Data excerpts
↓
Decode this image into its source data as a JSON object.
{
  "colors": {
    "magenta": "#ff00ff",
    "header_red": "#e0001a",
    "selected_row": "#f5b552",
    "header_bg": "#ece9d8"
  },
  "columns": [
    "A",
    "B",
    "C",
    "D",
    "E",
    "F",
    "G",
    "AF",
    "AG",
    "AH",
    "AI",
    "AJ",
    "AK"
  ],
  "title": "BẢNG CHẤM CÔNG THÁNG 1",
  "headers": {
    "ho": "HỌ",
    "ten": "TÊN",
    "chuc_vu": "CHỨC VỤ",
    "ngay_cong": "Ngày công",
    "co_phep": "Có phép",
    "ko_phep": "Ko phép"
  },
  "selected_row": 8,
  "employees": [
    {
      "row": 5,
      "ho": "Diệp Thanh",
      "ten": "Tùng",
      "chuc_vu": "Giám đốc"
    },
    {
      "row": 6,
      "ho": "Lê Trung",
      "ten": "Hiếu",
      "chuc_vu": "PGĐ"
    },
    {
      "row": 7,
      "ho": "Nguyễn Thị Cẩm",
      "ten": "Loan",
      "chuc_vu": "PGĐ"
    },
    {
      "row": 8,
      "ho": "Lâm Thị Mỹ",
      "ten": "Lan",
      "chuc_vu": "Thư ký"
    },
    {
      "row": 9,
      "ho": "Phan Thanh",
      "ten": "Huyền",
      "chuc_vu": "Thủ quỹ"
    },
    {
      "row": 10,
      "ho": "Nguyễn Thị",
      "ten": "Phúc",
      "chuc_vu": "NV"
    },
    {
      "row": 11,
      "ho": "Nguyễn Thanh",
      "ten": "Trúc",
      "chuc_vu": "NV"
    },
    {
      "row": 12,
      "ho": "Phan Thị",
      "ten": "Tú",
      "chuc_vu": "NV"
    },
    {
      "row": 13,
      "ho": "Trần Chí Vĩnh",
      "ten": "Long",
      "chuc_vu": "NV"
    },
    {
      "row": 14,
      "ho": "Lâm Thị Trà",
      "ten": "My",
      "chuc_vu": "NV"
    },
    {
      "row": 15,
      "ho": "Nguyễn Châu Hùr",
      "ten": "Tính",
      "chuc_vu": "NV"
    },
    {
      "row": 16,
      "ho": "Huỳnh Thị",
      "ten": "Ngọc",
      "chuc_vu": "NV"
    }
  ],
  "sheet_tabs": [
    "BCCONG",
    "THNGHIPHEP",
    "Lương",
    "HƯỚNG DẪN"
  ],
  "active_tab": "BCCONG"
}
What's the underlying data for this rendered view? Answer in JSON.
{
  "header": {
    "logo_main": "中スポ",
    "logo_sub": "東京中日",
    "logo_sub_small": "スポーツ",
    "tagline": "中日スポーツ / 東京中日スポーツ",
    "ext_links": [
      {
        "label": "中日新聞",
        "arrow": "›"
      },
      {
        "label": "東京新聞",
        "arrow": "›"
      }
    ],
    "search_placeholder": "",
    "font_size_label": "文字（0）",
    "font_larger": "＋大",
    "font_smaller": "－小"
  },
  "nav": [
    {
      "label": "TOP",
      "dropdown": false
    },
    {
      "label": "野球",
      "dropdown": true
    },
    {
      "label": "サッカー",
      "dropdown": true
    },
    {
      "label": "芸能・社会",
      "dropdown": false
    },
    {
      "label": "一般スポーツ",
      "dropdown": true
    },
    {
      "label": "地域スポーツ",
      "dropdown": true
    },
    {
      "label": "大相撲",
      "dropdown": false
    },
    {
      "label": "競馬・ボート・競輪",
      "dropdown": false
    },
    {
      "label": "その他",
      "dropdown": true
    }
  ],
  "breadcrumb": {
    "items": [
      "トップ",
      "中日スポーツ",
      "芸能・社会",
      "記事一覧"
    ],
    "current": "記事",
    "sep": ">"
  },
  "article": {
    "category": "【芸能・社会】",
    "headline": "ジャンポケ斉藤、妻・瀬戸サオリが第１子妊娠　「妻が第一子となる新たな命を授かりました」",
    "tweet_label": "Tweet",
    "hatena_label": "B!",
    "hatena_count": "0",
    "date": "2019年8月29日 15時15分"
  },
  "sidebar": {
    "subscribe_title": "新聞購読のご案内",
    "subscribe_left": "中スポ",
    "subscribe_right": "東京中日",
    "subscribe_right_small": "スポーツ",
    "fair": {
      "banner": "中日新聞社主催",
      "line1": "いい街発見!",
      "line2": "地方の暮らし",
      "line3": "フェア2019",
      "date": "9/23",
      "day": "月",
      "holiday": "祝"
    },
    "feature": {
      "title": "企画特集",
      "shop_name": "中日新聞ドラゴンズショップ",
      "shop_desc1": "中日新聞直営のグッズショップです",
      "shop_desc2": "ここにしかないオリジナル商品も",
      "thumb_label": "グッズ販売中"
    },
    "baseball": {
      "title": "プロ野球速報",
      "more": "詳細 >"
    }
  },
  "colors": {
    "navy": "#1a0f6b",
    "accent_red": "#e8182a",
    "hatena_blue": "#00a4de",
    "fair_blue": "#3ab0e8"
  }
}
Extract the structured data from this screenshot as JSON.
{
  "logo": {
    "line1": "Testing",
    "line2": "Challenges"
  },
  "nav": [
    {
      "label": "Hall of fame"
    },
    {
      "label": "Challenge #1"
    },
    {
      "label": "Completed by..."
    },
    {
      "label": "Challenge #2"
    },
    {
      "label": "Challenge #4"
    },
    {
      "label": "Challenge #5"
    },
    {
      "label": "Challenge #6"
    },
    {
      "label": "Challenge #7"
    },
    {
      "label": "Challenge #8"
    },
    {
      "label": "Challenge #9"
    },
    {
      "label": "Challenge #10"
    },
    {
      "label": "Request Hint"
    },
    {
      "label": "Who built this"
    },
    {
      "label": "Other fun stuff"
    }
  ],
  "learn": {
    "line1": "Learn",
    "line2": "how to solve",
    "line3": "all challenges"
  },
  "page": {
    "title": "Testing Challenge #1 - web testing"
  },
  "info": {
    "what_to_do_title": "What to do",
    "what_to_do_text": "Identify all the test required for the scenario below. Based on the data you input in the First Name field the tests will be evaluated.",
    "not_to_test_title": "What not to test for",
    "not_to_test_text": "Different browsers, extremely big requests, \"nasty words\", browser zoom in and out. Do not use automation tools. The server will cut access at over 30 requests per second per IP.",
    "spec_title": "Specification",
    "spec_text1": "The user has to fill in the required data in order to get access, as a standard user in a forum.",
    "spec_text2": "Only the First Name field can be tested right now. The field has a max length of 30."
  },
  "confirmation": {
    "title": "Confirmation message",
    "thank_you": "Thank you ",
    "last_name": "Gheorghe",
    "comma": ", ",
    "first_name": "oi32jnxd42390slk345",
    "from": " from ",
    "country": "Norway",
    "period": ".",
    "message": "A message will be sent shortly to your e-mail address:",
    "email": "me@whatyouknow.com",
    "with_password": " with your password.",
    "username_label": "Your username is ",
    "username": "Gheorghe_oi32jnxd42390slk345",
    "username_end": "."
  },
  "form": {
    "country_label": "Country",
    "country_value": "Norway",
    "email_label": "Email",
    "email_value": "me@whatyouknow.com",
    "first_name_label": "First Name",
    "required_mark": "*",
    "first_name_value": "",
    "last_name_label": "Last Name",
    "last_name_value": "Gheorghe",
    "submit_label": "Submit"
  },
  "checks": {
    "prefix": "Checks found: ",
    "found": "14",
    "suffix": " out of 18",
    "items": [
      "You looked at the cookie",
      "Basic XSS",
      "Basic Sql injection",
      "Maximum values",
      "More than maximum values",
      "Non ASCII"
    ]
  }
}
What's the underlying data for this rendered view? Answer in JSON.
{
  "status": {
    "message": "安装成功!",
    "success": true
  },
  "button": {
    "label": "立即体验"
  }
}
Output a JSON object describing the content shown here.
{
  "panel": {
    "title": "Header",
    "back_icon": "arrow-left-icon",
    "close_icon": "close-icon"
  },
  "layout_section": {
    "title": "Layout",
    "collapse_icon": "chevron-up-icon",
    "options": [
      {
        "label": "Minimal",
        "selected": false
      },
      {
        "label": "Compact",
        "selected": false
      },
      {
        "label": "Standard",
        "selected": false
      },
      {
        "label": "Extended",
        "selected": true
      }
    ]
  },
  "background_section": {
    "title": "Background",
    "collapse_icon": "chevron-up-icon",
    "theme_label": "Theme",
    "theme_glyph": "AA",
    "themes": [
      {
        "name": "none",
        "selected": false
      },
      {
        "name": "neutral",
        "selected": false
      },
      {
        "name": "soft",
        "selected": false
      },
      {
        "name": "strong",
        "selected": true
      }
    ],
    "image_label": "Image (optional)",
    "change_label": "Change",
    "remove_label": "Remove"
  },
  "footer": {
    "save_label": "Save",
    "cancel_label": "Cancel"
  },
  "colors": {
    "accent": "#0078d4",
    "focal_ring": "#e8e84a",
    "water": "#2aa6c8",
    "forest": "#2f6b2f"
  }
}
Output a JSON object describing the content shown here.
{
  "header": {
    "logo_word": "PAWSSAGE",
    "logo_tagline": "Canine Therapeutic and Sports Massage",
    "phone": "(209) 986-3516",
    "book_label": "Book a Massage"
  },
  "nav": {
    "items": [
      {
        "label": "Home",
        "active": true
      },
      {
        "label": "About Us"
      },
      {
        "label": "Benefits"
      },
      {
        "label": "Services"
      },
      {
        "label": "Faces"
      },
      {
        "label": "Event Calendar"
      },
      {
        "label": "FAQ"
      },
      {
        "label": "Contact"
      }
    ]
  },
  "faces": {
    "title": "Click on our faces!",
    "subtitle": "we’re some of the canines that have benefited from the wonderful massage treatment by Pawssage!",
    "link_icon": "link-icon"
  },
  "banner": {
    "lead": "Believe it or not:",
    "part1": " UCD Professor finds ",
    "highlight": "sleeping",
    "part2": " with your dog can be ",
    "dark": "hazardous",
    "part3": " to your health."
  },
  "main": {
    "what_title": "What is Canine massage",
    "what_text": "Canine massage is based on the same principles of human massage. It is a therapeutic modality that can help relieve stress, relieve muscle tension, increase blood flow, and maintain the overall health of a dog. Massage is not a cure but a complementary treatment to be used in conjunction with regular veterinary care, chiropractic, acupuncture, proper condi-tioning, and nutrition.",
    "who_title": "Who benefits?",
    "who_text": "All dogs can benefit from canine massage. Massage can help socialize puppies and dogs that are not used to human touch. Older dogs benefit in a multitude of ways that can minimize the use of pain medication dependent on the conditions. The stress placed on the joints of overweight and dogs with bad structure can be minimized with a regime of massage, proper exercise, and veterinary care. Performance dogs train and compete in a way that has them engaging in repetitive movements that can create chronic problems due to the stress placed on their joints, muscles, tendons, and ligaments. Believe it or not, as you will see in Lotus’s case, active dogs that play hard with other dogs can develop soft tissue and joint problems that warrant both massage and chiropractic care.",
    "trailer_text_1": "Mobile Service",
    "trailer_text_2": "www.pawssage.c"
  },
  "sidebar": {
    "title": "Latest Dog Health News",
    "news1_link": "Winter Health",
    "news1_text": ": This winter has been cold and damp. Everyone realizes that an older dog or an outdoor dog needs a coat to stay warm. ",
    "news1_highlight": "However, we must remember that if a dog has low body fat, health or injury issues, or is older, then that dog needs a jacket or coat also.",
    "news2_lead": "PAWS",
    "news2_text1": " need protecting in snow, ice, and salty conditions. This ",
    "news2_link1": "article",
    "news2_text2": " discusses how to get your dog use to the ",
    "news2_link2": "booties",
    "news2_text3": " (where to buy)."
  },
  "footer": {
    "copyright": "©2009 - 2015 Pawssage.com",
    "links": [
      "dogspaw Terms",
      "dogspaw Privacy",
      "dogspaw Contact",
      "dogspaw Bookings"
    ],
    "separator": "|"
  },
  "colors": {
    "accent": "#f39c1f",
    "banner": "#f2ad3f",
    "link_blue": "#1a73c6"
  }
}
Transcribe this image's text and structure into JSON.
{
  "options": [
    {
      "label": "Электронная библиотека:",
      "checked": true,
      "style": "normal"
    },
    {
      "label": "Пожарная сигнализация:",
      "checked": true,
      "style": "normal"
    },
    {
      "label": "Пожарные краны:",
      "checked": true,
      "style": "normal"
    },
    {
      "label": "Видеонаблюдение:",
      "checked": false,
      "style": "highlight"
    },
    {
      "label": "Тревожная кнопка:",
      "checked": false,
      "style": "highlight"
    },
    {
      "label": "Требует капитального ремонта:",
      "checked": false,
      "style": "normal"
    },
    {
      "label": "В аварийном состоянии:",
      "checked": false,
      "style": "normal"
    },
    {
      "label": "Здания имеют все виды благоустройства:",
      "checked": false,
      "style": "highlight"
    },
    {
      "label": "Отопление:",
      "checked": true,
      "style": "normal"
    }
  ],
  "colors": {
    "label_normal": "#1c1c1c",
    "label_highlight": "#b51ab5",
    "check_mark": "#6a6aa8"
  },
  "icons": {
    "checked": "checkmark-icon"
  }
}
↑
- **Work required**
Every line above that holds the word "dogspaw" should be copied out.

- **Solution below**
      "dogspaw Terms",
      "dogspaw Privacy",
      "dogspaw Contact",
      "dogspaw Bookings"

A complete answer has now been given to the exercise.